ALL
Health Information and Tools > Your Child's Surgery > How do I prepare my child? >  How do I prepare my school-age child (6 to 12 years)?
Facebook Tweet Email Share

Main Content

Your Child’s Surgery

How do I prepare my school-age child (6 to 12 years)?


Talking with Children  

You’ll be better able to prepare your child for surgery if you know what they’re worried about and how you can help.

What is your child worried about?

Your child may be worried about:

  • others seeing them cry or that they’re scared
  • saying or doing something embarrassing
  • the surgery hurting or changing the way they look
  • waking up during the surgery

How can you help prepare your school-age child?

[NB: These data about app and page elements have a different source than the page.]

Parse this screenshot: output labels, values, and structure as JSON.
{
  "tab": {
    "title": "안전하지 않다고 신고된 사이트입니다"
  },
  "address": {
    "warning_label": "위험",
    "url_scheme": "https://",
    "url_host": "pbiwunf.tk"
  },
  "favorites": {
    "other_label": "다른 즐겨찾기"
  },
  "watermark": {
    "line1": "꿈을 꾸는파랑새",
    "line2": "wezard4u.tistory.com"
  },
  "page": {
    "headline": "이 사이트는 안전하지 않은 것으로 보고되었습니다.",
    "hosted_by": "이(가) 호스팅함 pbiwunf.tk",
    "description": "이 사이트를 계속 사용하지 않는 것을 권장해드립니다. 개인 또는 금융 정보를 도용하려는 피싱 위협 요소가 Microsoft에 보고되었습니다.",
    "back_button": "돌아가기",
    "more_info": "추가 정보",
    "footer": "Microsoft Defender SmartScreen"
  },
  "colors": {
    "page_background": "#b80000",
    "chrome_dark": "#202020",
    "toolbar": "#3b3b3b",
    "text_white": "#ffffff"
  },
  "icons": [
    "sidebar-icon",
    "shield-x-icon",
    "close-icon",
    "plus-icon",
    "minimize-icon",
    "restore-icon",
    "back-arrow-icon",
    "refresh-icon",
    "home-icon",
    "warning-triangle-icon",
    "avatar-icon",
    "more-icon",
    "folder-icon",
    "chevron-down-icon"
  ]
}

Give them at least 1 to 2 weeks to prepare for the surgery. Tell them what will happen before, during, and after the surgery.

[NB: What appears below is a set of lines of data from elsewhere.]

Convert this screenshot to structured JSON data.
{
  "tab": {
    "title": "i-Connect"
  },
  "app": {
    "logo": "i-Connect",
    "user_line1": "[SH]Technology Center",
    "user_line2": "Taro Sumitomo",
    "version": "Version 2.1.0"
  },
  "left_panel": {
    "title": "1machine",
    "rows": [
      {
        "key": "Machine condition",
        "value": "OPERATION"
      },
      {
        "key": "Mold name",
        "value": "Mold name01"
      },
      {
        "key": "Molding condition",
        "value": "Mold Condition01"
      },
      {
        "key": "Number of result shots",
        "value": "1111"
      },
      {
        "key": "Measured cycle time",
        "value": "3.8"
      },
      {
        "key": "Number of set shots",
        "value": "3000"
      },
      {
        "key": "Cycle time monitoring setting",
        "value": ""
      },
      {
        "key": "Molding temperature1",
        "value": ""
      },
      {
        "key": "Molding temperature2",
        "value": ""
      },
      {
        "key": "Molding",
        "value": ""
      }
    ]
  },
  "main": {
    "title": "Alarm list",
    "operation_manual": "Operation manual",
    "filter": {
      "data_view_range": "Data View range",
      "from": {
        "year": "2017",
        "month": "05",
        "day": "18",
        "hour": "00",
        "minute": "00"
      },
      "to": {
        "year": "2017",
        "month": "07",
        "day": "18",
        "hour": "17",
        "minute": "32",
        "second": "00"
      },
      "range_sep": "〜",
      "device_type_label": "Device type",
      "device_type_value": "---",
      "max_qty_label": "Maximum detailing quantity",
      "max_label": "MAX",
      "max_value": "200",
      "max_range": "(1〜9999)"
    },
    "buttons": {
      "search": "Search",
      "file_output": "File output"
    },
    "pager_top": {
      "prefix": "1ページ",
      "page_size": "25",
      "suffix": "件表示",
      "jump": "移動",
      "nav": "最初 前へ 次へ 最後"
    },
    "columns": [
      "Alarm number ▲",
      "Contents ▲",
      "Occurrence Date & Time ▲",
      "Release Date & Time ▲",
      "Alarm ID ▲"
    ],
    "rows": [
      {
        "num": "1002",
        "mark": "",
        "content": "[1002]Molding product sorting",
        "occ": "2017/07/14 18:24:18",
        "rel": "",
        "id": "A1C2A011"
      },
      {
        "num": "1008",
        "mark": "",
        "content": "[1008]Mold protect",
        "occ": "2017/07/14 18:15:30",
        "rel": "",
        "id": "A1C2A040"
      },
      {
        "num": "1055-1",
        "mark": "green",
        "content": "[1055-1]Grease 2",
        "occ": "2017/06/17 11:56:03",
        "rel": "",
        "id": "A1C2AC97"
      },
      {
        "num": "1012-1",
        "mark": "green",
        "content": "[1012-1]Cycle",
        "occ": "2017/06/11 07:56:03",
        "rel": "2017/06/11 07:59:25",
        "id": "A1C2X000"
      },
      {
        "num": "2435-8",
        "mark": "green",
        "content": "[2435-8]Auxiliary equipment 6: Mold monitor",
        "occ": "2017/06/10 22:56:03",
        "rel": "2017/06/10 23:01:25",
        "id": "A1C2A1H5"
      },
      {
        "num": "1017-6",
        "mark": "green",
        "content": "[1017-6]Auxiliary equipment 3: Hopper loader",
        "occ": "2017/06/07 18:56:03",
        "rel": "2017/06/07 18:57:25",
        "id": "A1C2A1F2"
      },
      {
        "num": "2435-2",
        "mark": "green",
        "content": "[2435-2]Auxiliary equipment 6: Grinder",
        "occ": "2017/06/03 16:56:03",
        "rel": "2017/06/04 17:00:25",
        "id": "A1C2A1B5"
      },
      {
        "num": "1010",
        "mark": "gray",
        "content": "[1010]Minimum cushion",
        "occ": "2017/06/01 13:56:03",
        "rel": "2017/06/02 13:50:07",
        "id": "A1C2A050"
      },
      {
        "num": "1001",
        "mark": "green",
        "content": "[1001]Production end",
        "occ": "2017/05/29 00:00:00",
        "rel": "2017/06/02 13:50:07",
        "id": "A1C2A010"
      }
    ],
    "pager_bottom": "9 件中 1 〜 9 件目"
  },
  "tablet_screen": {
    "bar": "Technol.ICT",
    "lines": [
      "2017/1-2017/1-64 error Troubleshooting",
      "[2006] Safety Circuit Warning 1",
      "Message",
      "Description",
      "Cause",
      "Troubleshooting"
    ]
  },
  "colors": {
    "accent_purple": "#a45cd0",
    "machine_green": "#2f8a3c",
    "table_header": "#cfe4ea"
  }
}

Tell them they’ll get medicine from a doctor called an anesthesiologist to make sure they don’t feel anything or wake up during the surgery. If your child is worried about waking up during the surgery, read Anesthesia – frequently asked questions (FAQs) for kids to help you answer their questions.

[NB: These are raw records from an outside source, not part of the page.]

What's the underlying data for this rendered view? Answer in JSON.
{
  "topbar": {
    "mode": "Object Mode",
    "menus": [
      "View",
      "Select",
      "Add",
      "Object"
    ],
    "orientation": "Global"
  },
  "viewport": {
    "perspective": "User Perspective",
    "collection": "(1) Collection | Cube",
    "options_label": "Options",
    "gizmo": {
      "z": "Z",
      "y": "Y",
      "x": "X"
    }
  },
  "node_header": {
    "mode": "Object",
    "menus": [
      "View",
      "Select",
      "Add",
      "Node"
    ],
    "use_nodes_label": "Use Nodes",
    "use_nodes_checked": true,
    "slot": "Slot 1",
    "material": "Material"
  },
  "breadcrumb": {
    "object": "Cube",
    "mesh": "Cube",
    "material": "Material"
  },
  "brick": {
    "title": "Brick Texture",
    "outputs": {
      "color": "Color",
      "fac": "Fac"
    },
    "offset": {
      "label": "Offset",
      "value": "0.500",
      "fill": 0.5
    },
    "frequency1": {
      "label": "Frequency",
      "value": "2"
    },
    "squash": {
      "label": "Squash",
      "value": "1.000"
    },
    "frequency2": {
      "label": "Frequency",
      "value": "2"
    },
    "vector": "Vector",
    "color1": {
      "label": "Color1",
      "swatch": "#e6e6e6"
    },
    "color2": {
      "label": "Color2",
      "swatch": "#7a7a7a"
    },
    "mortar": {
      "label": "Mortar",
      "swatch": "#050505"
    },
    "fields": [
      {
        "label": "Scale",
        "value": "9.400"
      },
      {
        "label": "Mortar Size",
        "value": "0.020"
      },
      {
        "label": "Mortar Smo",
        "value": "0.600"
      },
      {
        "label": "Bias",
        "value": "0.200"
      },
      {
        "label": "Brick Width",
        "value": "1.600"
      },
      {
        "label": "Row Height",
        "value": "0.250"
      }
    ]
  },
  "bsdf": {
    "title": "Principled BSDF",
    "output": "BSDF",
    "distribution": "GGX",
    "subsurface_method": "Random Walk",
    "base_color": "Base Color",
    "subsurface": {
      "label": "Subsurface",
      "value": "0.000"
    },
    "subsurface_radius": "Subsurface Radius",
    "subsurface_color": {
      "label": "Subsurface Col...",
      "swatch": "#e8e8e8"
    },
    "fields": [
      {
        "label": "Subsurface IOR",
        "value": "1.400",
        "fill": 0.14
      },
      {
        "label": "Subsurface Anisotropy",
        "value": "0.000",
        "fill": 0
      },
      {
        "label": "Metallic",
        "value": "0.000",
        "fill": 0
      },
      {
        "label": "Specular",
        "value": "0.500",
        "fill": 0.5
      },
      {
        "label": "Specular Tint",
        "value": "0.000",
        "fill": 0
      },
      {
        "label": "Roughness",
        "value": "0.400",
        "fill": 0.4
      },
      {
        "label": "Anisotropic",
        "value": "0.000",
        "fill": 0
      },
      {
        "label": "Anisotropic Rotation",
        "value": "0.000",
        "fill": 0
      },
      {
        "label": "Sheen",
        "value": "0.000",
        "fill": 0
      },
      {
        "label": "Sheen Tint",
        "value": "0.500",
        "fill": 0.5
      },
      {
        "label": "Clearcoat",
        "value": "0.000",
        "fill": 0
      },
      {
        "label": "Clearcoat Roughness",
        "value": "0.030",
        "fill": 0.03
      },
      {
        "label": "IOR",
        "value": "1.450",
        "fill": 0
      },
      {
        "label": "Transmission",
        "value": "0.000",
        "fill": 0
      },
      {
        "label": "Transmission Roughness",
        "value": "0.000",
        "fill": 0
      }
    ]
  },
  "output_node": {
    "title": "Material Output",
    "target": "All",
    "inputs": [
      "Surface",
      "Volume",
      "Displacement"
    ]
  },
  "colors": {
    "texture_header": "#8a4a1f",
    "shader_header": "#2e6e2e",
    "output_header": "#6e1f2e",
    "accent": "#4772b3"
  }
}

Be supportive and honest but treat your child as normally as possible. Being honest about the surgery can lessen your child’s fears and help them better understand what is going to happen.

Explain things clearly and use words your child will understand. If you’re not sure how to answer a question, tell your child that you will find out the answer for them.

It’s normal for school-age children to be angry or quiet before the surgery. Let them know that it’s okay they feel this way and encourage them to talk about how they’re feeling.

Check for understanding. School-age children will listen carefully but may not understand what they hear. Have your child explain back to you what’s going to happen in the hospital. Talk about why they need to have surgery and what will happen.

Ask your child’s friends to visit them in the hospital or to keep in touch with your child by phone, text, email, or cards.

Make sure you or someone your child knows is with them at the hospital as much as possible.

Give your child as many choices as possible as you get ready to go to the hospital. Help your child pack a few items from home such as a favourite stuffed animal, blanket, pillow, book, or toy.

Books and ideas to help prepare your child for surgery:

Go to Top